Having built ramps and pipes in the Ballroom, the numbers arrived, and kept on arriving until capacity was reached. Week after week people couldn't get in so it was decided to convert the outdoor pool to a proper Skateboard park. On completion of this there was then the problem of how to keep the ballroom occupied again. Mick had seen a new craze sweeping America and decided to go and take a look.
Hopping on Freddie Laker's Skytrain, he went to the Empire Ballroom in Brooklyn armed with a video camera. He was amazed at what he saw and decided there and then to bring the craze to the UK. Having brokered a deal with 6 of the top skaters he returned with them to Dunstable and set up the California Roller Discos. Opening night was a big affair with Radio One DJ Peter Powell and demonstration skating by the US experts. Anglia TV recorded it for posterity. We're trying to get hold of a copy - Webmaster
Mick with Peter Powell
at the opening of the Roller Disco
The publicity generated a lot of additional work. Venues all around the country were desperate to get in on the act so Mick took his team of expert skaters and toured the country with them, acting as advisor to many venues.

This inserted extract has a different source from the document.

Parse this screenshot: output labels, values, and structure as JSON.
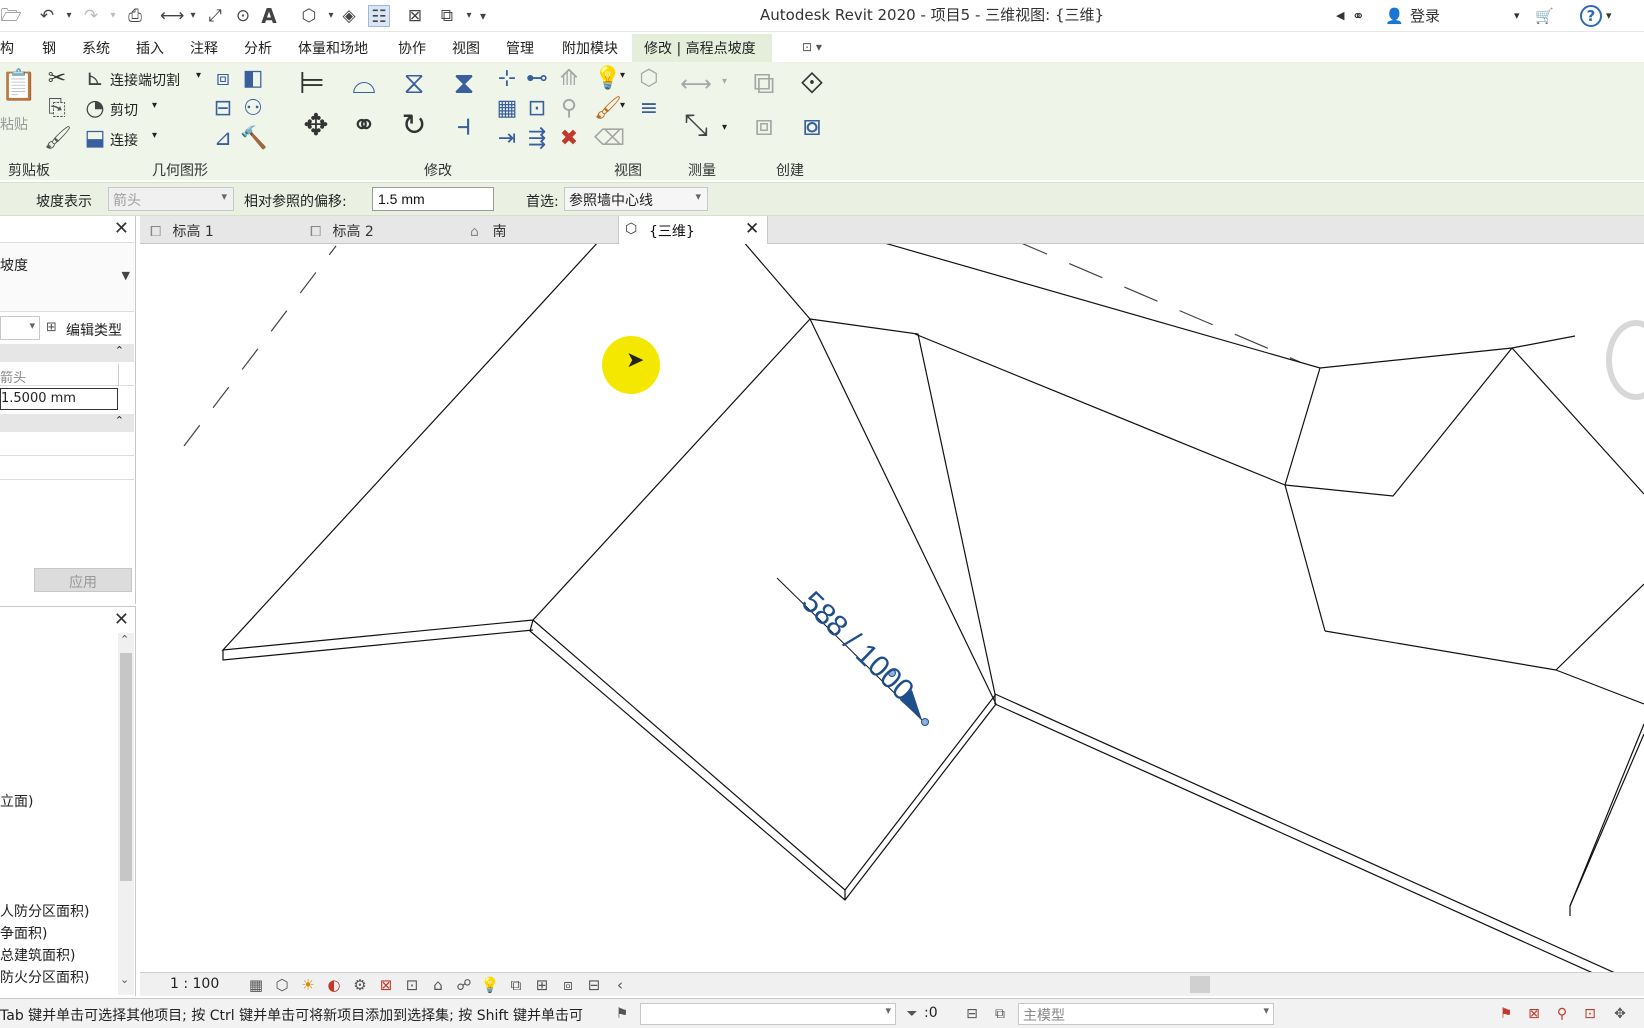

Mick's expertise as a manager kept the California going and the new ideas along with the Bistro in Didoz and the bands in the Ballroom on Saturdays kept the money coming in, but as detailed elsewhere on this site, the determination of a few people to have the place closed along with the gigantic rates being levied meant the end was inevitable.
Mick did his best to fend off the onslaught and proposed a compromise solution of selling off the Southern end of the site for housing whilst keeping the Ballroom as a going concern. He arrived at the Planning Committee meeting to find the decision had already been taken and passed so all that was left for him to do was wind everything up.
The last night was on December 31st 1979 and the place was packed. Mick took New Year's Day off and on the 2nd of January started to supervise the demolition. Every part of the building that could be sold, was sold. The roof tiles from the Pool Bar went on his house, the lights went to Skindles, the plastic glasses were bought as a job lot by Markyate Boys Club, the concrete footings from the Hillside Bar were taken and used as the foundations for Calrose Marina. Reports have come in of people with wrought iron gates that have the word BAR in the middle of them.
Mick with DJ Graham Bonney
and the mirror ball
The ballroom roof structure was taken away to be re-used on another building and the acres of maple flooring that we all leapt about on was stacked up to be reused at a later date. (unfortunately it all warped and was eventually burned).
Mick spent some considerable time travelling around the south of England trying to find a new venture but came up with nothing that was suitable and eventually went into buying and selling land. His company, MRM continued with this until he took over the Hare and Hounds Public House in Ledburn, near Leighton Buzzard, where he remains to this day.
Mick is always delighted to see ex-California people. The Hare and Hounds is close to the site of the Great Train Robbery and is themed along those lines however, he does still have a few bits of California memorabilia.
The food is good, the company great and the atmosphere warm. Pop in and see him next time you're up that way.